▶ **Exercise directions**: Please reproduce the entries that follow without a single difference.

▶ **Records**:
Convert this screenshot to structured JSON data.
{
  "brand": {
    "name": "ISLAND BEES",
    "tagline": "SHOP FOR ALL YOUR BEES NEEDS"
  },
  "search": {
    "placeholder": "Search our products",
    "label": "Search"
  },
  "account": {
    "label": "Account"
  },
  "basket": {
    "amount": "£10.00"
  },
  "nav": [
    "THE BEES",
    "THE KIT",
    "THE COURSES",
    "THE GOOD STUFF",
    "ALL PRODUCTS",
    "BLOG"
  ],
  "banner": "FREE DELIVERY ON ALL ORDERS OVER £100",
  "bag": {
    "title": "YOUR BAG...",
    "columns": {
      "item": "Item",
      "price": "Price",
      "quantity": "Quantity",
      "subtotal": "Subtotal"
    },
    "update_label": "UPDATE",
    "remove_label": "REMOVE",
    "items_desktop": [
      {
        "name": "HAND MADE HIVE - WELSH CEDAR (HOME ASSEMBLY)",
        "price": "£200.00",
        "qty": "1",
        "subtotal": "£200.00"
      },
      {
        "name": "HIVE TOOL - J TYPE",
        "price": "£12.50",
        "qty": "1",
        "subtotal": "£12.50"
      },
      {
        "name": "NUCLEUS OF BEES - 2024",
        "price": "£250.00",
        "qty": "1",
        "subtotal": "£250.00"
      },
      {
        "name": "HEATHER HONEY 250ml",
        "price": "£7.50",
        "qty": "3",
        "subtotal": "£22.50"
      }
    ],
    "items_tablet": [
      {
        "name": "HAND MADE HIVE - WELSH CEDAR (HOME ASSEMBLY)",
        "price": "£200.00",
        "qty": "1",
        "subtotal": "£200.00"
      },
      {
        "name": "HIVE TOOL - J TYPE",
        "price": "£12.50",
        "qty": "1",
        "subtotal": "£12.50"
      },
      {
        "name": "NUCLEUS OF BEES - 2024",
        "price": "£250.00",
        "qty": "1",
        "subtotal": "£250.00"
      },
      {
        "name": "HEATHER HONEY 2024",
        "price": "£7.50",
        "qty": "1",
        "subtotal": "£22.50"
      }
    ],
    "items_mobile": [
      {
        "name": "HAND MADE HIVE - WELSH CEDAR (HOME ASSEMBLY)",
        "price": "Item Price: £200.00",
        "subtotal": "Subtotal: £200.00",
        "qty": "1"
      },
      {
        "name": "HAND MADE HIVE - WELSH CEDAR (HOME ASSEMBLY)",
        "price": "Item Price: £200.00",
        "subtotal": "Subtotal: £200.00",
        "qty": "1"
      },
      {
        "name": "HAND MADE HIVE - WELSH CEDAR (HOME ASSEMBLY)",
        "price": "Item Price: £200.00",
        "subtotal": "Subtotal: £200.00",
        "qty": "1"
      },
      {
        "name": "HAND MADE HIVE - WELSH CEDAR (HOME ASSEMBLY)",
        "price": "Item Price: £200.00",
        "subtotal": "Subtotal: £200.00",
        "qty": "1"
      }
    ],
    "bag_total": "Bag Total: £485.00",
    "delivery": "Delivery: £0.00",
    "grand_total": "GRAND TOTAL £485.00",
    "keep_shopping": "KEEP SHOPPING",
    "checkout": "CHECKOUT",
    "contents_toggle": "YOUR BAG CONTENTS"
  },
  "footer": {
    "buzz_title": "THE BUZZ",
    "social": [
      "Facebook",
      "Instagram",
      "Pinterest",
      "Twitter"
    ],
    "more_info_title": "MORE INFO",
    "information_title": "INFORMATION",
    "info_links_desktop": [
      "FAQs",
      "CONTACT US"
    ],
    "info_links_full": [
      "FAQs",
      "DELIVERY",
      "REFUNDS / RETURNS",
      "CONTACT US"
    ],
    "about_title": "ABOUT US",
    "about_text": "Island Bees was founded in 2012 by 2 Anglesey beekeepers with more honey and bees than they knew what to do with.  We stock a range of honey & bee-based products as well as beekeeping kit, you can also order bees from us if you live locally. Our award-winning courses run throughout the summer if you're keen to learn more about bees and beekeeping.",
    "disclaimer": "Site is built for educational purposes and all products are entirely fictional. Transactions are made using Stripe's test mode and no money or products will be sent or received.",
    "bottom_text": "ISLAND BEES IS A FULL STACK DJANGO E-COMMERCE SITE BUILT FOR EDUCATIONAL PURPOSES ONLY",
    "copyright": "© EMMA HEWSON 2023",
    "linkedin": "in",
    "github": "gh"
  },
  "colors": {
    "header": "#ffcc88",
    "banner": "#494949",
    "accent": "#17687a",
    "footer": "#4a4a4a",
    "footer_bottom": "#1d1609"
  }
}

▶ **Exercise response**:
Convert this screenshot to structured JSON data.
{
  "brand": {
    "name": "ISLAND BEES",
    "tagline": "SHOP FOR ALL YOUR BEES NEEDS"
  },
  "search": {
    "placeholder": "Search our products",
    "label": "Search"
  },
  "account": {
    "label": "Account"
  },
  "basket": {
    "amount": "£10.00"
  },
  "nav": [
    "THE BEES",
    "THE KIT",
    "THE COURSES",
    "THE GOOD STUFF",
    "ALL PRODUCTS",
    "BLOG"
  ],
  "banner": "FREE DELIVERY ON ALL ORDERS OVER £100",
  "bag": {
    "title": "YOUR BAG...",
    "columns": {
      "item": "Item",
      "price": "Price",
      "quantity": "Quantity",
      "subtotal": "Subtotal"
    },
    "update_label": "UPDATE",
    "remove_label": "REMOVE",
    "items_desktop": [
      {
        "name": "HAND MADE HIVE - WELSH CEDAR (HOME ASSEMBLY)",
        "price": "£200.00",
        "qty": "1",
        "subtotal": "£200.00"
      },
      {
        "name": "HIVE TOOL - J TYPE",
        "price": "£12.50",
        "qty": "1",
        "subtotal": "£12.50"
      },
      {
        "name": "NUCLEUS OF BEES - 2024",
        "price": "£250.00",
        "qty": "1",
        "subtotal": "£250.00"
      },
      {
        "name": "HEATHER HONEY 250ml",
        "price": "£7.50",
        "qty": "3",
        "subtotal": "£22.50"
      }
    ],
    "items_tablet": [
      {
        "name": "HAND MADE HIVE - WELSH CEDAR (HOME ASSEMBLY)",
        "price": "£200.00",
        "qty": "1",
        "subtotal": "£200.00"
      },
      {
        "name": "HIVE TOOL - J TYPE",
        "price": "£12.50",
        "qty": "1",
        "subtotal": "£12.50"
      },
      {
        "name": "NUCLEUS OF BEES - 2024",
        "price": "£250.00",
        "qty": "1",
        "subtotal": "£250.00"
      },
      {
        "name": "HEATHER HONEY 2024",
        "price": "£7.50",
        "qty": "1",
        "subtotal": "£22.50"
      }
    ],
    "items_mobile": [
      {
        "name": "HAND MADE HIVE - WELSH CEDAR (HOME ASSEMBLY)",
        "price": "Item Price: £200.00",
        "subtotal": "Subtotal: £200.00",
        "qty": "1"
      },
      {
        "name": "HAND MADE HIVE - WELSH CEDAR (HOME ASSEMBLY)",
        "price": "Item Price: £200.00",
        "subtotal": "Subtotal: £200.00",
        "qty": "1"
      },
      {
        "name": "HAND MADE HIVE - WELSH CEDAR (HOME ASSEMBLY)",
        "price": "Item Price: £200.00",
        "subtotal": "Subtotal: £200.00",
        "qty": "1"
      },
      {
        "name": "HAND MADE HIVE - WELSH CEDAR (HOME ASSEMBLY)",
        "price": "Item Price: £200.00",
        "subtotal": "Subtotal: £200.00",
        "qty": "1"
      }
    ],
    "bag_total": "Bag Total: £485.00",
    "delivery": "Delivery: £0.00",
    "grand_total": "GRAND TOTAL £485.00",
    "keep_shopping": "KEEP SHOPPING",
    "checkout": "CHECKOUT",
    "contents_toggle": "YOUR BAG CONTENTS"
  },
  "footer": {
    "buzz_title": "THE BUZZ",
    "social": [
      "Facebook",
      "Instagram",
      "Pinterest",
      "Twitter"
    ],
    "more_info_title": "MORE INFO",
    "information_title": "INFORMATION",
    "info_links_desktop": [
      "FAQs",
      "CONTACT US"
    ],
    "info_links_full": [
      "FAQs",
      "DELIVERY",
      "REFUNDS / RETURNS",
      "CONTACT US"
    ],
    "about_title": "ABOUT US",
    "about_text": "Island Bees was founded in 2012 by 2 Anglesey beekeepers with more honey and bees than they knew what to do with.  We stock a range of honey & bee-based products as well as beekeeping kit, you can also order bees from us if you live locally. Our award-winning courses run throughout the summer if you're keen to learn more about bees and beekeeping.",
    "disclaimer": "Site is built for educational purposes and all products are entirely fictional. Transactions are made using Stripe's test mode and no money or products will be sent or received.",
    "bottom_text": "ISLAND BEES IS A FULL STACK DJANGO E-COMMERCE SITE BUILT FOR EDUCATIONAL PURPOSES ONLY",
    "copyright": "© EMMA HEWSON 2023",
    "linkedin": "in",
    "github": "gh"
  },
  "colors": {
    "header": "#ffcc88",
    "banner": "#494949",
    "accent": "#17687a",
    "footer": "#4a4a4a",
    "footer_bottom": "#1d1609"
  }
}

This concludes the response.